“In construction, you step back at the end of the day and you see the difference you’ve made; it’s not shuffling papers or busy work – it’s meaningful and shapes the world around you,” Rost said. “I helped restore the State of Minnesota’s Capitol Building’s copper roofing. I had this sense of accomplishment when we finished our work — that it will be there long after I am gone.”

Giving our nation’s heroes the support they deserve

Rost became the director of Minnesota’s Helmets to Hardhats in 2019, after supporting the organization in an interim director role for one year. In his tenure as director, he has worked to pave careers in construction through apprenticeships and served nearly 900 Minnesota veterans.

“The similarities in technical skills, workplace discipline, and the culture of brother and sisterhood prominent in both the military and in trade unions is what supports veterans finding value and purpose in their new career paths,” Rost said. “We also actively collaborate with the VA, the VFW, the Minnesota Assistance Council for Veterans (MACV), the Minnesota Department of Employment and Economic Development (DEED) and mental health and wellness support groups like the Twin Cities Suicide Prevention Coalition.”
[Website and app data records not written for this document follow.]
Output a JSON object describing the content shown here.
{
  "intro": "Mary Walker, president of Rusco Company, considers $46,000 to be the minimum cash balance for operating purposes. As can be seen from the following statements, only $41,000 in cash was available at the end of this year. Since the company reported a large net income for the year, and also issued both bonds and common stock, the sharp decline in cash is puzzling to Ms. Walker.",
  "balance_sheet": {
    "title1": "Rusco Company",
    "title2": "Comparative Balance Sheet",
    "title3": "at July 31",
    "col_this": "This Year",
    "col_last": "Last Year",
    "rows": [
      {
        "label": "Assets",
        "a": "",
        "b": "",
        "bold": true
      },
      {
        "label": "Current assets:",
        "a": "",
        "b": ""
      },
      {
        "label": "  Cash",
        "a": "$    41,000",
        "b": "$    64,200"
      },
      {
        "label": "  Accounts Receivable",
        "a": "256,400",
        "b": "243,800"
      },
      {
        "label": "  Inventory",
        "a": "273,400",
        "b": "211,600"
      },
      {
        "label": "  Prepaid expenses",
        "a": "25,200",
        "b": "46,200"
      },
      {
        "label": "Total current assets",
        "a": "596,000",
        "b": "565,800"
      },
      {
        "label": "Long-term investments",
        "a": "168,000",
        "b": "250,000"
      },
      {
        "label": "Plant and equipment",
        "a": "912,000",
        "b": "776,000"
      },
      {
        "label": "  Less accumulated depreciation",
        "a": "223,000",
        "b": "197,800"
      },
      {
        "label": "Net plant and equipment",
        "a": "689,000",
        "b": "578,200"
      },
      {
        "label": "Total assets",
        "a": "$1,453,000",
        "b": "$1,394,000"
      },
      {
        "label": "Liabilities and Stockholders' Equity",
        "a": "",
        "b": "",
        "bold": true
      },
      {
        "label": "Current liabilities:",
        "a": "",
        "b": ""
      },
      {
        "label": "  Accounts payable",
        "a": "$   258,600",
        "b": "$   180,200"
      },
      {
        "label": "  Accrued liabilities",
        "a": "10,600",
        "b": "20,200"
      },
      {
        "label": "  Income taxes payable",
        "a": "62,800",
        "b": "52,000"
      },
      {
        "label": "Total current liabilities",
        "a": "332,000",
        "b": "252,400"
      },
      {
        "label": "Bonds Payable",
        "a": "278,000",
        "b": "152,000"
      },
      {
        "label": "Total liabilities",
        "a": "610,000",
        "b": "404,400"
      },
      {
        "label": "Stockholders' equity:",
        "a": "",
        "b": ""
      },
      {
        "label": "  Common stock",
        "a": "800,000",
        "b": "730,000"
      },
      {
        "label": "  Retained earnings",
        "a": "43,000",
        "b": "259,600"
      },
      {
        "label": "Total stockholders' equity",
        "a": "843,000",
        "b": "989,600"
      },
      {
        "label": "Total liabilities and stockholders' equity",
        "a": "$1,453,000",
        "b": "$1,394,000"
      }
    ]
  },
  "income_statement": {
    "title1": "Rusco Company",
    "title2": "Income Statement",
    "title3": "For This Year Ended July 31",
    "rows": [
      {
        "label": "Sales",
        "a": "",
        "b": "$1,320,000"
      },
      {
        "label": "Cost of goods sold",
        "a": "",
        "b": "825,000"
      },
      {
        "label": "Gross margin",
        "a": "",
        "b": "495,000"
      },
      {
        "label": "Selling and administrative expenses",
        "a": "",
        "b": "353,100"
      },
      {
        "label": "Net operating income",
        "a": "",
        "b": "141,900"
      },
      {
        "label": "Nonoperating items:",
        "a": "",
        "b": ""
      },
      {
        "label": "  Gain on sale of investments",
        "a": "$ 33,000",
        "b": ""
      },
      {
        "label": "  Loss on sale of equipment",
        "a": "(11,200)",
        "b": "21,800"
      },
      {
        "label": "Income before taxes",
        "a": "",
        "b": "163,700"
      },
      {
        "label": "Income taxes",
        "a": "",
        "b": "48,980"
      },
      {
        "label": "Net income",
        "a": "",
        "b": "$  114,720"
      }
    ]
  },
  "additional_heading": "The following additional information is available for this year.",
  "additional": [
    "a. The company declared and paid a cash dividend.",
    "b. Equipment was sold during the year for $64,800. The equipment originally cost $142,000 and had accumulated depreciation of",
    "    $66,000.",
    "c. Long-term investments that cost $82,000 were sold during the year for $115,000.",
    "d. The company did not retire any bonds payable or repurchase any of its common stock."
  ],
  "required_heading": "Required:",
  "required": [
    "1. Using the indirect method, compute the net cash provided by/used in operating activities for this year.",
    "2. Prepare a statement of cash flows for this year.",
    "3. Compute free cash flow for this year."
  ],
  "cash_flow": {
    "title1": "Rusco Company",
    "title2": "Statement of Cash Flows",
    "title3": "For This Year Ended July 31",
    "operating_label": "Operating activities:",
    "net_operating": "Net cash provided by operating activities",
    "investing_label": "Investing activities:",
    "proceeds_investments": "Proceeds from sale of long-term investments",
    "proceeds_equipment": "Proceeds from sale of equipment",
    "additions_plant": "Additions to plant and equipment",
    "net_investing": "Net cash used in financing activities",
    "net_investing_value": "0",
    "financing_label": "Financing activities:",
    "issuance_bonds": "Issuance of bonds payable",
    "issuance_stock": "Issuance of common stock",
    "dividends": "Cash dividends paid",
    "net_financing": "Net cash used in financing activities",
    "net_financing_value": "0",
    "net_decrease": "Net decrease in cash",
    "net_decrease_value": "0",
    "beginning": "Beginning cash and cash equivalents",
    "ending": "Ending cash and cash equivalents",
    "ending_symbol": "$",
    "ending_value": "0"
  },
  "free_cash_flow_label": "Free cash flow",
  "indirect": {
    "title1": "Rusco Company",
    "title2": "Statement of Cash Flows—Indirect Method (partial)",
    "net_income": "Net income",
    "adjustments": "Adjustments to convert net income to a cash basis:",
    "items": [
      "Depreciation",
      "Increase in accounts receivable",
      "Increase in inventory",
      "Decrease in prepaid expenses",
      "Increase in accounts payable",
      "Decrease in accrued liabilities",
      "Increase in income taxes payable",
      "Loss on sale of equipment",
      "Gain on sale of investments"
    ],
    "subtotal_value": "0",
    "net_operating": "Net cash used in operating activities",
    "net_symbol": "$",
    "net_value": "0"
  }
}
Rost believes the financial stability that comes from a union apprenticeship can serve as a turning point for many veterans trying to balance their lifestyle change and new expenses. Such training is provided by the union trade organizations themselves at typically low to no cost to the veteran. No prior experience is needed; in fact, most successful placements start with virtually no experience in their chosen field.
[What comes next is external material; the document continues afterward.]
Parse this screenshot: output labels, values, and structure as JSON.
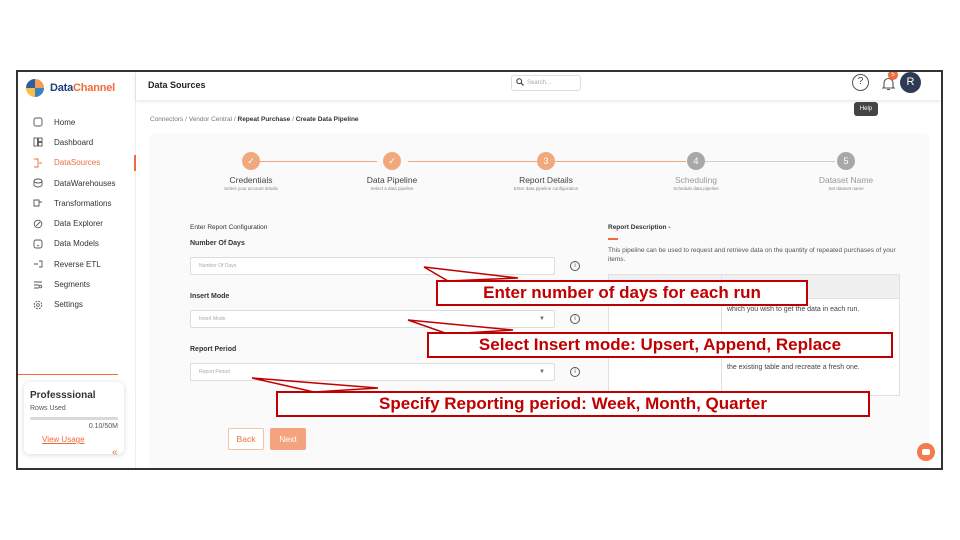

Because registered construction apprenticeship programs are regulated and approved at both federal and state levels, veterans can utilize their G.I. Bill benefits to supplement their income while they are learning valuable skills and on the job training. Since apprentices are offered wages for their training, this often means a double check for the veteran.

“Most of the current veterans I work with are in their mid-20s, though we also get vets in their mid-40s who are retiring from the service,” Rost said. “A career in the skilled trades allows them to be physical, and they still have enough time left in their careers to work that many earn a pension in a skilled trade on top of their G.I. benefits. With all the networking that goes on in Minnesota, many times we’re able to get them to work right away.”

In the United States alone, there are 24.4 million U.S. military veterans according to Helmets to Hardhats.

“To apply for work or membership, candidates complete a comprehensive Helmets to Hardhats profile that helps the building trades hiring managers determine what transferable skills they acquired during their military service,” Rost said. “I enjoy personally getting to know the veterans and referring them to promising career providers or vice versa when I have qualified candidates in mind.”

Connecting veterans with career opportunities in which they can use and build upon the valuable skills that they gain during their service allows for a more successful transition into the civilian workforce.

“We are extremely grateful for all the support that exists here in Minnesota for veterans,” Rost said. “I am impressed with Minnesota’s network of organizations and people who are ready to help veterans. From one veteran to another, Helmets to Hardhats is here for you and we are ready to help you advance your career and enter civilian life with financial stability and people who understand you and want to see you succeed.”

About Helmets to Hardhats
Helmets to Hardhats is a national program that connects transitioning active-duty military members, veterans, National Guard and Reservists with skilled training and quality career opportunities within the construction industry. The program is administered by the Center for Military Recruitment, Assessment, and Veterans Employment and headquartered in Washington, D.C. Direction for management of the center comes from a board of trustees composed of equal numbers of employer and labor trustees. To learn more about H2H, or to apply for work or membership, visit: https://helmetstohardhats.org/. Connect with Minnesota Director of Helmets to Hardhats at justin.rost@mnh2h.org.

Media inquiries:
Stephen Dupont
Pocket Hercules